While a significant element of alcohol addiction is physical dependence, the other critical component is psychological addiction. “Psychological” means related to the emotions and the operation of the mind. Thus, the component of psychology refers to the process through which the individual becomes addicted to alcohol, continued use of alcohol, and behaviors related to it. In addition to physical dependence, it is the psychological factors that reinforce and reiterate the use of the substance that has known adverse effects. While will power can be an effective tool in the elimination of alcohol addictive behavior, because it is combating powerful psychological needs and motivations, it may often not be enough to eliminate the dangerous dependence on alcohol.


There are a number of symptoms related to the psychological dependence on and addiction to alcohol:


* Powerful cravings for the substances* Feelings of anxiety associated with the real or imagined unavailability of the substance* The loss of appetite in relation to the increased use of alcohol* Feelings of inability to cope from day to day without the substance


* Motives of denial in regard to the use of alcohol* Restlessness when not using or desirous of using alcohol.* An obsessive need to get and use alcohol * A depressive reaction while trying to stop or after repeatedly trying to stop alcohol use.* Differing levels of anxiety when alcohol is not available.


* Insomnia


* Even after stopping the alcohol use, continued thoughts and desire for it, often appearing in times of stress


* Unexpected rapid changes in mood, mood swings* The continued excessive use of alcohol can result in damage to the brain contributing to psychological symptoms. These may be memory loss, changes in personality, and/or confusion.


Psychological Cravings:


A craving is an obsessional want or need for something. Craving for alcohol is a significant psychological symptom of alcohol addiction. A combination of physical and psychological factors, cravings can appear at any time when alcohol is not available. Cravings can even arise after the individual has successfully quit the use of alcohol. Thus, effective psychological coping mechanisms need to be learned to deal with cravings when they arise. Cravings without the coping mechanism in the individual may lead to the resumption of alcohol use.
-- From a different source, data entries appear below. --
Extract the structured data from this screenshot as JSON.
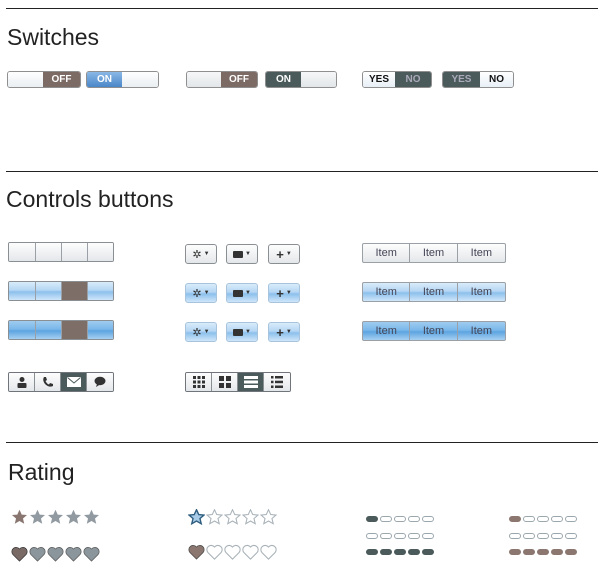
{
  "sections": {
    "switches": "Switches",
    "controls": "Controls buttons",
    "rating": "Rating"
  },
  "switches": {
    "off": "OFF",
    "on": "ON",
    "yes": "YES",
    "no": "NO"
  },
  "item_buttons": {
    "labels": [
      "Item",
      "Item",
      "Item"
    ]
  },
  "colors": {
    "brown": "#7c6a64",
    "dark_teal": "#4b5a5a",
    "blue": "#4a86c8",
    "light_blue": "#b5d6f3"
  },
  "ratings": {
    "stars_brown_filled": 1,
    "stars_blue_filled": 1,
    "hearts_brown_filled": 1,
    "hearts_outline_filled": 1,
    "total": 5
  }
}
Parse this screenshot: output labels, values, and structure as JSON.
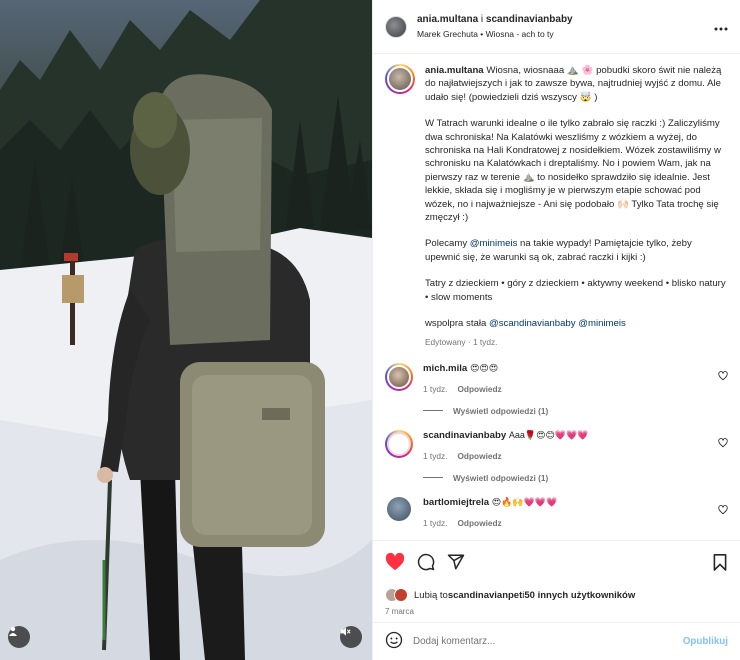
{
  "header": {
    "user": "ania.multana",
    "conjunction": " i ",
    "collab": "scandinavianbaby",
    "song": "Marek Grechuta • Wiosna - ach to ty",
    "more_icon": "more-horizontal-icon"
  },
  "caption": {
    "user": "ania.multana",
    "p1": "Wiosna, wiosnaaa ⛰️ 🌸 pobudki skoro świt nie należą do najłatwiejszych i jak to zawsze bywa, najtrudniej wyjść z domu. Ale udało się! (powiedzieli dziś wszyscy 🤯 )",
    "p2": "W Tatrach warunki idealne o ile tylko zabrało się raczki :) Zaliczyliśmy dwa schroniska! Na Kalatówki weszliśmy z wózkiem a wyżej, do schroniska na Hali Kondratowej z nosidełkiem. Wózek zostawiliśmy w schronisku na Kalatówkach i dreptaliśmy. No i powiem Wam, jak na pierwszy raz w terenie ⛰️ to nosidełko sprawdziło się idealnie. Jest lekkie, składa się i mogliśmy je w pierwszym etapie schować pod wózek, no i najważniejsze - Ani się podobało 🙌🏻 Tylko Tata trochę się zmęczył :)",
    "p3a": "Polecamy ",
    "p3_link": "@minimeis",
    "p3b": " na takie wypady! Pamiętajcie tylko, żeby upewnić się, że warunki są ok, zabrać raczki i kijki :)",
    "p4": "Tatry z dzieckiem • góry z dzieckiem • aktywny weekend • blisko natury • slow moments",
    "p5a": "wspolpra stała ",
    "p5_link1": "@scandinavianbaby",
    "p5_link2": "@minimeis",
    "meta": "Edytowany · 1 tydz."
  },
  "comments": [
    {
      "user": "mich.mila",
      "text": "😍😍😍",
      "time": "1 tydz.",
      "reply": "Odpowiedz",
      "view": "Wyświetl odpowiedzi (1)"
    },
    {
      "user": "scandinavianbaby",
      "text": "Aaa🌹😍😊💗💗💗",
      "time": "1 tydz.",
      "reply": "Odpowiedz",
      "view": "Wyświetl odpowiedzi (1)"
    },
    {
      "user": "bartlomiejtrela",
      "text": "😍🔥🙌💗💗💗",
      "time": "1 tydz.",
      "reply": "Odpowiedz"
    }
  ],
  "actions": {
    "like_icon": "heart-filled-icon",
    "comment_icon": "comment-icon",
    "share_icon": "send-icon",
    "save_icon": "bookmark-icon",
    "like_color": "#ff3040"
  },
  "likes": {
    "prefix": "Lubią to ",
    "first": "scandinavianpet",
    "mid": " i ",
    "rest": "50 innych użytkowników"
  },
  "date": "7 marca",
  "composer": {
    "placeholder": "Dodaj komentarz...",
    "publish": "Opublikuj",
    "emoji_icon": "smiley-icon"
  },
  "photo": {
    "user_icon": "person-icon",
    "mute_icon": "speaker-muted-icon"
  },
  "colors": {
    "link": "#00376b",
    "muted": "#737373",
    "publish": "#84c2f4"
  }
}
Thus, psychological counseling can provide effective and meaningful approaches to the termination of problem drinking, alcohol addiction, and alcoholism. Psychological counseling can assist in helping you to ameliorate the psychological-social circumstances leading to drinking and help you to create coping mechanisms to the termination of the need or will to drink.